# Work task:
Would you copy out each line of the records below that includes the word "Night"?
──────── Task material
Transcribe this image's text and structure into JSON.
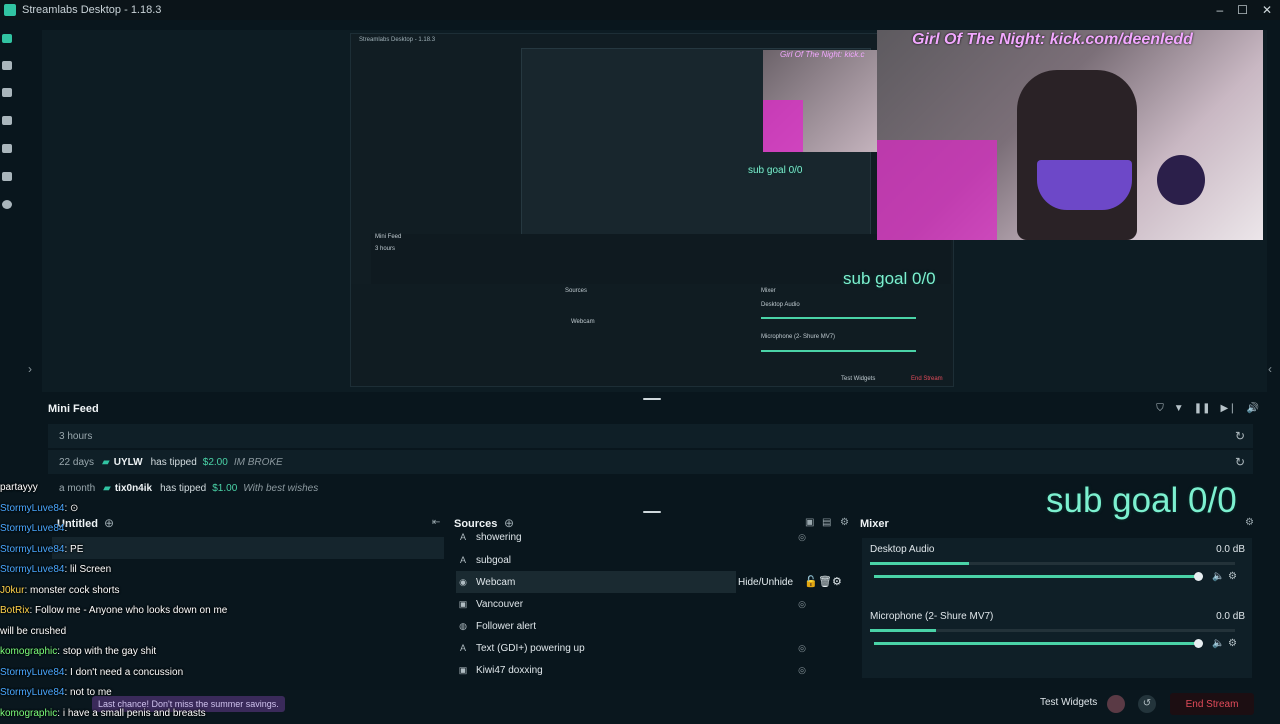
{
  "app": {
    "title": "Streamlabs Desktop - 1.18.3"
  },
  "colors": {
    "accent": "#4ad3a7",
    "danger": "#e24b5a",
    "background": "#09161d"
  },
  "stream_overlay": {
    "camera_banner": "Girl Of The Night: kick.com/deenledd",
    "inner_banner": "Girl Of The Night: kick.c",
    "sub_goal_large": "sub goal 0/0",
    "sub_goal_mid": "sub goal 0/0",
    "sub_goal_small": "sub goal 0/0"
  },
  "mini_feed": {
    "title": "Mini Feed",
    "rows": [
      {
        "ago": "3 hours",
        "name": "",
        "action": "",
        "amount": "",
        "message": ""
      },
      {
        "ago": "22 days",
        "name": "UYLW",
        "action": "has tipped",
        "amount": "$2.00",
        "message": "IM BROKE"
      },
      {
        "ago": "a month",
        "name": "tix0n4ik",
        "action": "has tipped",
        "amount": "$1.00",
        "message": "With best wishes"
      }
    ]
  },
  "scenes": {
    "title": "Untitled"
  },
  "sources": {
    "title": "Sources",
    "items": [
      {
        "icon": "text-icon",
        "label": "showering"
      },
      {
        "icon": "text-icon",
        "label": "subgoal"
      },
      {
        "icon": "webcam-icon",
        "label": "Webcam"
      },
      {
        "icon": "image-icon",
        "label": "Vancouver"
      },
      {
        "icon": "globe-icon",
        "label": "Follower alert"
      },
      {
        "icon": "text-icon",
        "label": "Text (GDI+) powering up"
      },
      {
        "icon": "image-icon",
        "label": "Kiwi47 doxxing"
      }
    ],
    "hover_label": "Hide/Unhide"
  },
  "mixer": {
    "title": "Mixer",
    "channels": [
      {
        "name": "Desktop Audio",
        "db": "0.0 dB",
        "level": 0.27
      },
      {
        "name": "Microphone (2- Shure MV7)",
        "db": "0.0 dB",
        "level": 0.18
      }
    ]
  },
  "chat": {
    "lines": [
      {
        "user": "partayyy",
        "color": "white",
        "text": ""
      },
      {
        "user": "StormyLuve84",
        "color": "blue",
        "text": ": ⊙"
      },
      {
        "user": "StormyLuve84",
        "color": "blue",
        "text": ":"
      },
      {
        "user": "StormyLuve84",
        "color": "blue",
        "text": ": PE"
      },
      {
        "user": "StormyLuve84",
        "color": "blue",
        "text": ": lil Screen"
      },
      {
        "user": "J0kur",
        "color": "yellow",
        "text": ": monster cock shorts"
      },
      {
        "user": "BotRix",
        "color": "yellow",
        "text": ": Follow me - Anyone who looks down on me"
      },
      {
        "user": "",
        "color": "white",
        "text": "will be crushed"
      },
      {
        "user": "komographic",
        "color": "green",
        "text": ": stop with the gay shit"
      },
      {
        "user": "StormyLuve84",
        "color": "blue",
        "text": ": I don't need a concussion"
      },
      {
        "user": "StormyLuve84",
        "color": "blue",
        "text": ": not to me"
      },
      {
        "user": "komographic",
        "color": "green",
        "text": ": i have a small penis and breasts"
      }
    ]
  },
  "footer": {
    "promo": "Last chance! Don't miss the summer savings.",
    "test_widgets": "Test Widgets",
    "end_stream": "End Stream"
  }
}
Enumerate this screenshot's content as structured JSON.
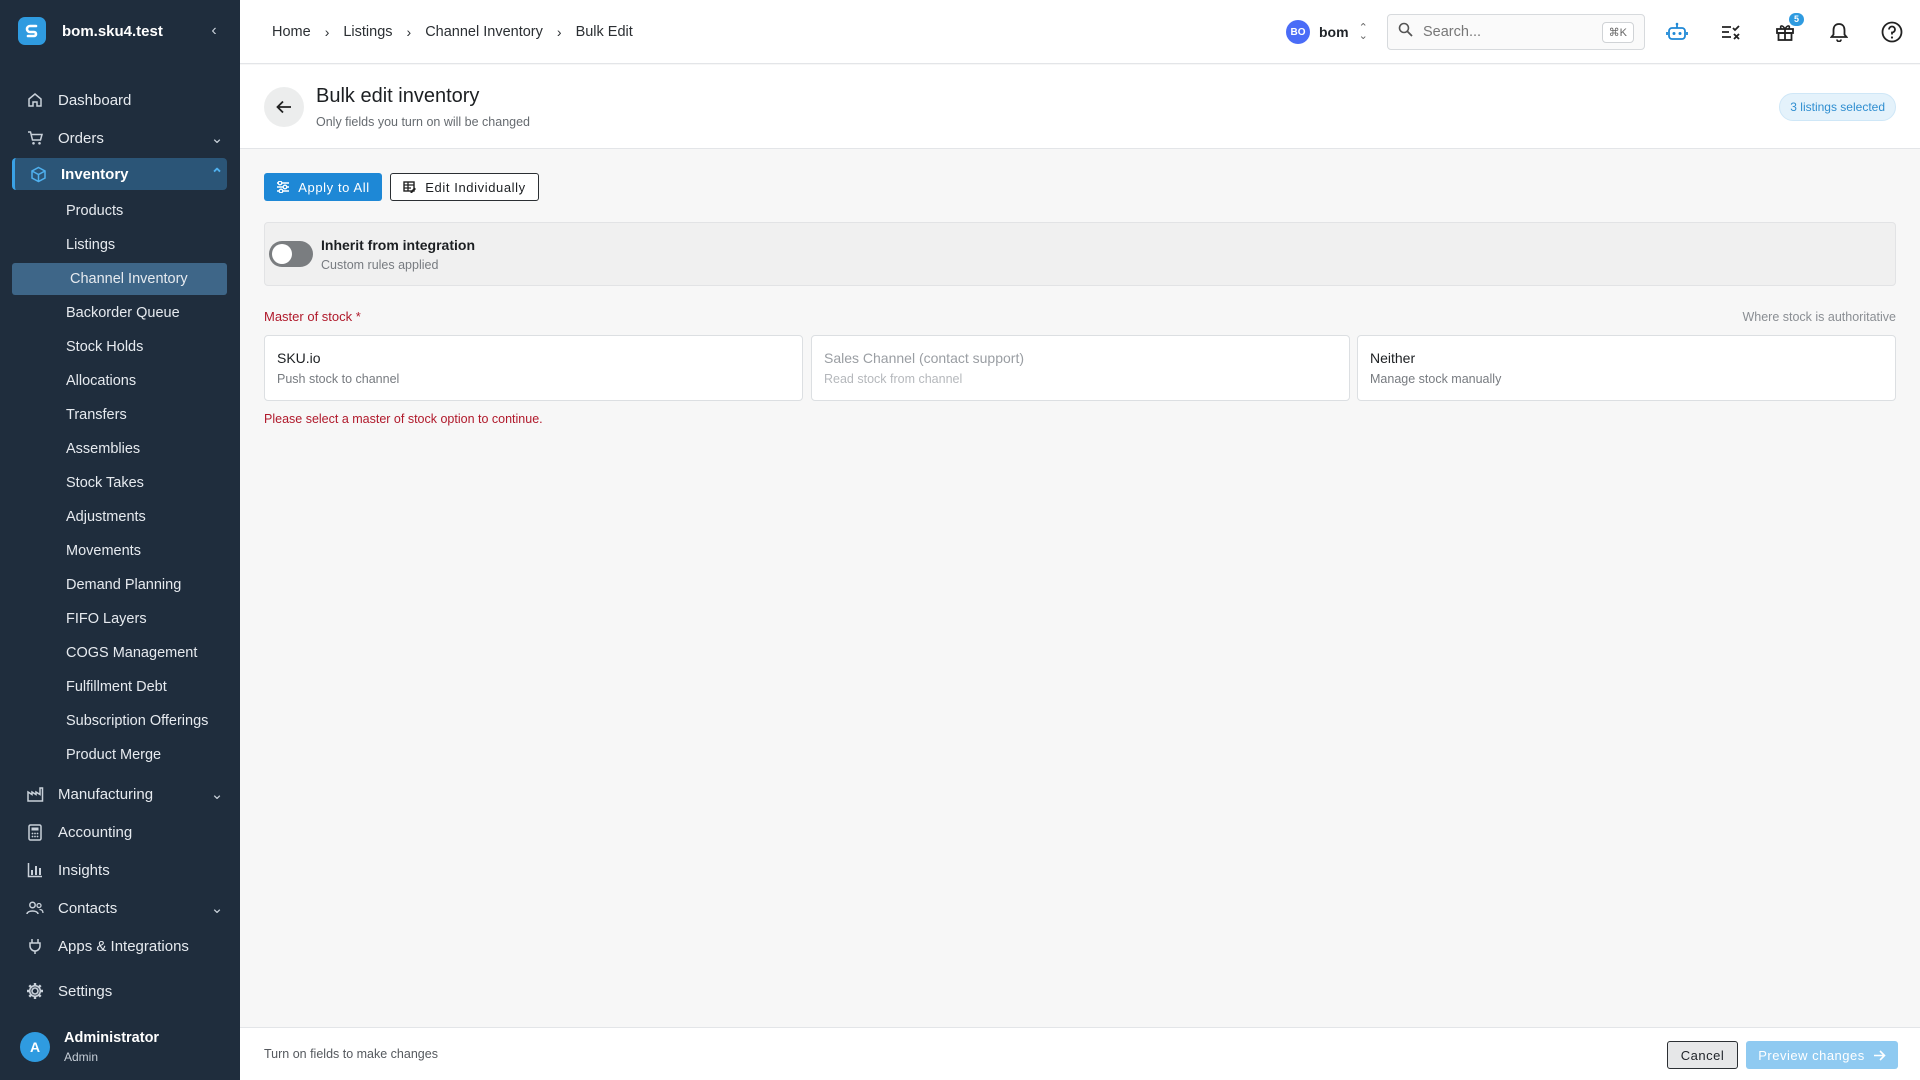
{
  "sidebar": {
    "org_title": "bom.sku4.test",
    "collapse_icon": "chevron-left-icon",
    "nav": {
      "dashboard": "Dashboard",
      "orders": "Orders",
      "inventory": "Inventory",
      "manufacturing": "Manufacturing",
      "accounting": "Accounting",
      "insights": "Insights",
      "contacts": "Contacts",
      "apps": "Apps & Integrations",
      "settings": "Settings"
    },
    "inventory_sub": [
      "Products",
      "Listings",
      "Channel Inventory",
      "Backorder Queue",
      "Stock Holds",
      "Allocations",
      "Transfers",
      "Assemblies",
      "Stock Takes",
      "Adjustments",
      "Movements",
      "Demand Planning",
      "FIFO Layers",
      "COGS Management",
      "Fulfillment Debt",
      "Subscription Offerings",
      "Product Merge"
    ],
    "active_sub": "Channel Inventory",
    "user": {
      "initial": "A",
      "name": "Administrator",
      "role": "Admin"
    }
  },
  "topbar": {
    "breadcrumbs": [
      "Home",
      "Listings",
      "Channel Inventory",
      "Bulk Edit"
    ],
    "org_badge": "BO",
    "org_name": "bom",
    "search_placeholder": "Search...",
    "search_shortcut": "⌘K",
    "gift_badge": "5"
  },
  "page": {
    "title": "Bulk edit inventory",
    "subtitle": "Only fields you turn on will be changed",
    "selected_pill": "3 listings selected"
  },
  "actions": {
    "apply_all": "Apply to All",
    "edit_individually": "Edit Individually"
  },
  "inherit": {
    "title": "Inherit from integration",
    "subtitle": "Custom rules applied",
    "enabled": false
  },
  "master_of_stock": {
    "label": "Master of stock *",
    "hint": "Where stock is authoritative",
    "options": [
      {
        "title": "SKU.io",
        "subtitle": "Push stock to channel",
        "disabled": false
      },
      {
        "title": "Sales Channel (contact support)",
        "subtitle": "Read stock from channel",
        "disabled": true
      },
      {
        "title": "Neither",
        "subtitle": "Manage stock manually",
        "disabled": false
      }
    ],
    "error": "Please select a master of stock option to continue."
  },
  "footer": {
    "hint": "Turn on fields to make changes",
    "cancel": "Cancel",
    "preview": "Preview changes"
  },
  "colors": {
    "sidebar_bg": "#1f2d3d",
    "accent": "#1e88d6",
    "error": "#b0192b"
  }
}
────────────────
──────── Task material
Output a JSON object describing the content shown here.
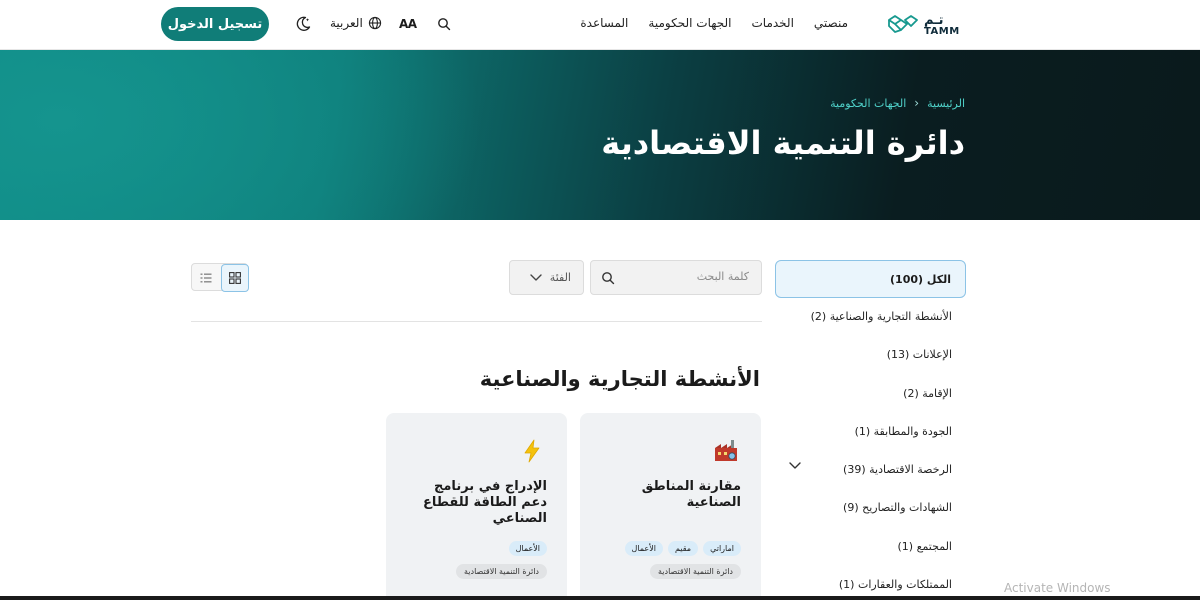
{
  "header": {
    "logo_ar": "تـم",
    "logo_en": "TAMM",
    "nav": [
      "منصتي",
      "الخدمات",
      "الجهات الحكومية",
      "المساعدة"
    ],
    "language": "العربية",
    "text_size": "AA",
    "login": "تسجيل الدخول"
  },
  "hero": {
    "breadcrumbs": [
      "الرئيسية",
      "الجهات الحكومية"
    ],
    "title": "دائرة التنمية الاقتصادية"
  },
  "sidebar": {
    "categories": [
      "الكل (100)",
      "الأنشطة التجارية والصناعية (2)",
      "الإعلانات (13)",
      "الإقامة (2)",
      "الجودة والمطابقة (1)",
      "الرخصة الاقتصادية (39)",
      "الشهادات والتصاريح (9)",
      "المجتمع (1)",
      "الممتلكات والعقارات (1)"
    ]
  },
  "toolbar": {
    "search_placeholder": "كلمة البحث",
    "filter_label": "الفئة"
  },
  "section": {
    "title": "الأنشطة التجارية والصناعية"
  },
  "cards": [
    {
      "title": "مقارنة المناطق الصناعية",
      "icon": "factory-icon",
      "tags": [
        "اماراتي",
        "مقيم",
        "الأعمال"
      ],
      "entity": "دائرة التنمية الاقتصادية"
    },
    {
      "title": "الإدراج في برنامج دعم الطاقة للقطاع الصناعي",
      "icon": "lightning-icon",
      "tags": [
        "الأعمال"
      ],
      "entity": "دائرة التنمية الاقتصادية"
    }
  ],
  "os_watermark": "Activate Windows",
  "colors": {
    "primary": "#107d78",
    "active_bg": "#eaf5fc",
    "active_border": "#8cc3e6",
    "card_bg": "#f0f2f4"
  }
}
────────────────
# Solution for this task:
    "camera_banner": "Girl Of The Night: kick.com/deenledd",
    "inner_banner": "Girl Of The Night: kick.c",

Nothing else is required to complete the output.